By Alexis Schulz
One of the first physicians in the United States to treat AIDS patients is coming to Rider on April 15 in conjunction with a new minor in Health Communication.
In the early 1980s, at the UCSF Medical Center, Dr. Marcus Conant identified Kaposi’s sarcoma, a tumor based skin disorder, as a key indicator of HIV infection. He opened one of the largest private AIDS clinics in San Francisco.
Julia Ernst, who teaches health communication, said Conant can give students a real-world perspective of how AIDS can affect their lives.
“He was in the trenches at the very beginning of the AIDS epidemic,” said Ernst. “He can speak to 30-plus years of history because he has seen it all.”
Ernst met Conant when she was writing an article for a dermatology journal about the skin complications of HIV.
“Nearly 90% of AIDS and HIV patients are affected by skin symptoms, so it’s a really big issue for dermatologists,” said Ernst. “When I was writing the article, I called him and we ended up talking about the article, and what I hoped to do with my career.”

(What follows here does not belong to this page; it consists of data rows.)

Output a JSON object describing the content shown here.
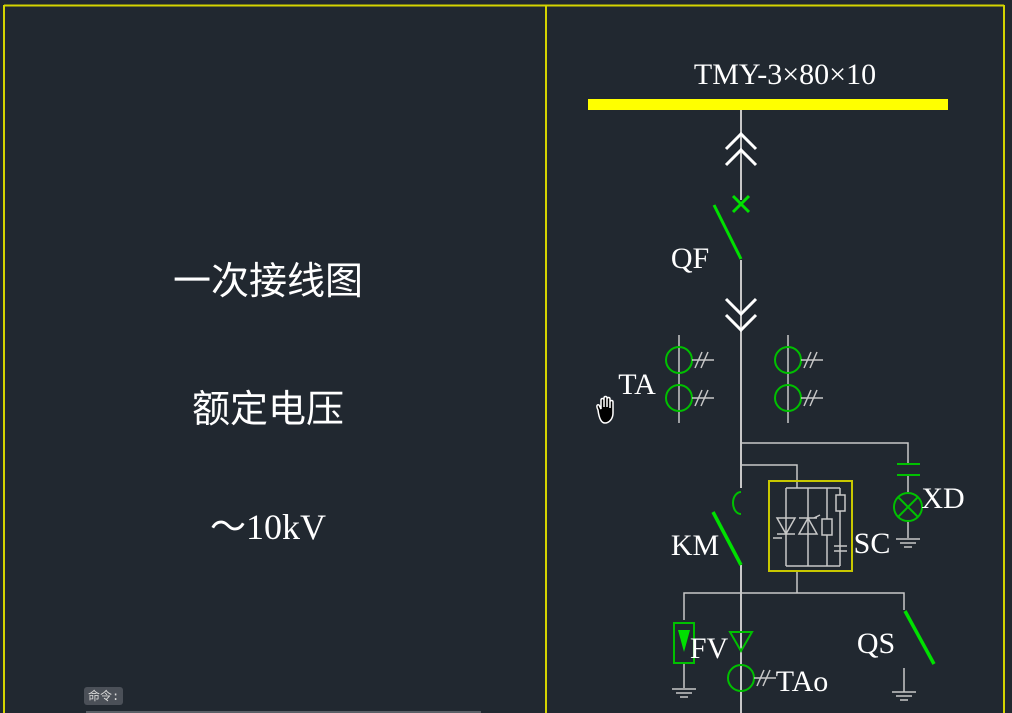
{
  "title_block": {
    "title": "一次接线图",
    "voltage_label": "额定电压",
    "voltage_value": "～10kV"
  },
  "busbar": {
    "label": "TMY-3×80×10",
    "color": "#ffff00"
  },
  "components": {
    "breaker": "QF",
    "current_transformer": "TA",
    "contactor": "KM",
    "controller": "SC",
    "indicator_lamp": "XD",
    "surge_arrester": "FV",
    "zero_sequence_ct": "TAo",
    "earthing_switch": "QS"
  },
  "colors": {
    "background": "#212830",
    "frame": "#d4d400",
    "wire": "#c8c8c8",
    "device_green": "#00e000",
    "symbol_green": "#00c000",
    "text": "#ffffff"
  },
  "command_line": {
    "prompt": "命令:"
  }
}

Conant has been an advocate for AIDS patients since the start of the epidemic, and his work has contributed to the development of top HIV medications.
“He is very pivotal in the epidemic, but he is very kind-hearted and humble despite that,” said Ernst. “I think it’s a great opportunity for students to hear about a really huge event in history that had a lot of impact and continues to have impact from someone who worked through it.”
Ernst said that every student can take away something from this lecture.
“AIDS is spread through human contact and that’s a big part of sociology,” Ernst said. “For the biology department, this is a huge opportunity for them to hear about an ongoing issue in health. For communication and journalism majors, it’s a constant conversation in the health communication field. And in general, it’s useful for business majors who want to get into pharmaceuticals or work within the business of a large hospital or large health organization.”
“I’m excited for this event because I think it is great that Rider is able to have a doctor come to speak and enlighten students about AIDS and developing treatments,” said Carlee Adams, freshman accounting major.
The Department of Communication and Journalism will be hosting the event in North Hall 202. Light refreshments will be served at 6:30 p.m., with the lecture starting at 7 p.m., followed by questions from the audience.
“Student will learn what the issues were then, what they are now, and what steps we still have to take to deal with this disease,” said Ernst.